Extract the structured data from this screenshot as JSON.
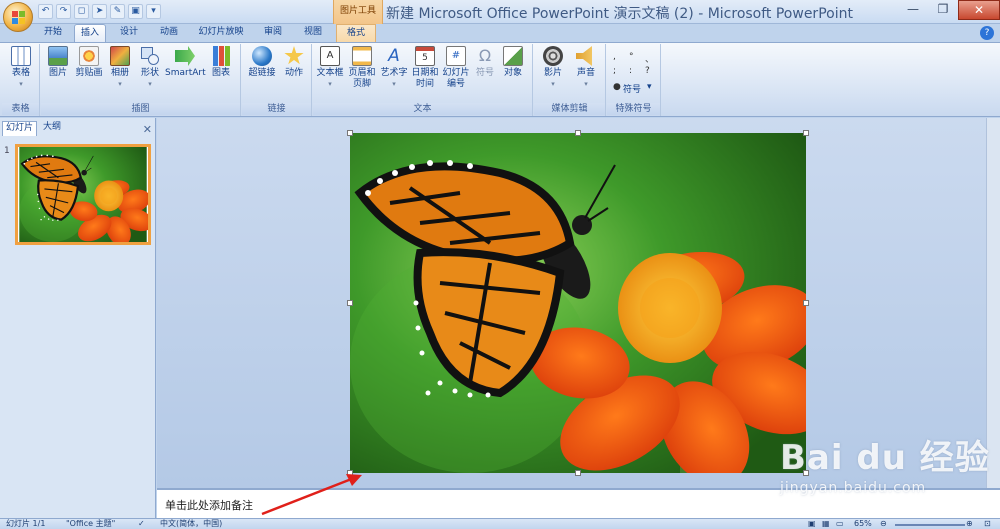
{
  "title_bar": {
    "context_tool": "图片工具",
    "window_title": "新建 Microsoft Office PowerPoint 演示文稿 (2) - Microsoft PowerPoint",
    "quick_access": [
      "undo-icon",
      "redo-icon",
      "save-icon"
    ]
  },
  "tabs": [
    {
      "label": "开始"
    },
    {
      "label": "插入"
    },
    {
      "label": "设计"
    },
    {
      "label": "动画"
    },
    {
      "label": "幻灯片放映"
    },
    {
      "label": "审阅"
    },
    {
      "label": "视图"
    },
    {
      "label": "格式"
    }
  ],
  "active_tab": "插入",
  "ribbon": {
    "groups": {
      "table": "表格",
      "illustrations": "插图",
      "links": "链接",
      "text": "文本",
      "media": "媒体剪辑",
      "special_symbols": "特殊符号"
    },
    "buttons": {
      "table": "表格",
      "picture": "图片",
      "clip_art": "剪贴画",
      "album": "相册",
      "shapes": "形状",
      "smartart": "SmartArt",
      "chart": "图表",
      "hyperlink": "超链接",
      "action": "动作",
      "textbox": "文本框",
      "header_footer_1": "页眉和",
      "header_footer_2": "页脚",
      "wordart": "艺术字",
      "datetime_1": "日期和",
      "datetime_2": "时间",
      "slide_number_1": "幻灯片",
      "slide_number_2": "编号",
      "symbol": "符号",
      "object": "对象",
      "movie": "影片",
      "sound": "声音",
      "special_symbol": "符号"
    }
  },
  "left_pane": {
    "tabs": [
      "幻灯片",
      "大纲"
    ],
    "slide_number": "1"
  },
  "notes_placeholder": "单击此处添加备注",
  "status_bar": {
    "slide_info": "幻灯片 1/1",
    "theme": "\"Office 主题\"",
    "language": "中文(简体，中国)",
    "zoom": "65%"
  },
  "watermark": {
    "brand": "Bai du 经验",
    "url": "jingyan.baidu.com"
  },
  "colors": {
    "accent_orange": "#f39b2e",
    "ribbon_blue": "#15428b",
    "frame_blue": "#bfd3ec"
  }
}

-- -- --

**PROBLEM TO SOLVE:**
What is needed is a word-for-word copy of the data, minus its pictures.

**EXERCISE SOLUTION:**
Extract the structured data from this screenshot as JSON.
{
  "title_bar": {
    "context_tool": "图片工具",
    "window_title": "新建 Microsoft Office PowerPoint 演示文稿 (2) - Microsoft PowerPoint",
    "quick_access": [
      "undo-icon",
      "redo-icon",
      "save-icon"
    ]
  },
  "tabs": [
    {
      "label": "开始"
    },
    {
      "label": "插入"
    },
    {
      "label": "设计"
    },
    {
      "label": "动画"
    },
    {
      "label": "幻灯片放映"
    },
    {
      "label": "审阅"
    },
    {
      "label": "视图"
    },
    {
      "label": "格式"
    }
  ],
  "active_tab": "插入",
  "ribbon": {
    "groups": {
      "table": "表格",
      "illustrations": "插图",
      "links": "链接",
      "text": "文本",
      "media": "媒体剪辑",
      "special_symbols": "特殊符号"
    },
    "buttons": {
      "table": "表格",
      "picture": "图片",
      "clip_art": "剪贴画",
      "album": "相册",
      "shapes": "形状",
      "smartart": "SmartArt",
      "chart": "图表",
      "hyperlink": "超链接",
      "action": "动作",
      "textbox": "文本框",
      "header_footer_1": "页眉和",
      "header_footer_2": "页脚",
      "wordart": "艺术字",
      "datetime_1": "日期和",
      "datetime_2": "时间",
      "slide_number_1": "幻灯片",
      "slide_number_2": "编号",
      "symbol": "符号",
      "object": "对象",
      "movie": "影片",
      "sound": "声音",
      "special_symbol": "符号"
    }
  },
  "left_pane": {
    "tabs": [
      "幻灯片",
      "大纲"
    ],
    "slide_number": "1"
  },
  "notes_placeholder": "单击此处添加备注",
  "status_bar": {
    "slide_info": "幻灯片 1/1",
    "theme": "\"Office 主题\"",
    "language": "中文(简体，中国)",
    "zoom": "65%"
  },
  "watermark": {
    "brand": "Bai du 经验",
    "url": "jingyan.baidu.com"
  },
  "colors": {
    "accent_orange": "#f39b2e",
    "ribbon_blue": "#15428b",
    "frame_blue": "#bfd3ec"
  }
}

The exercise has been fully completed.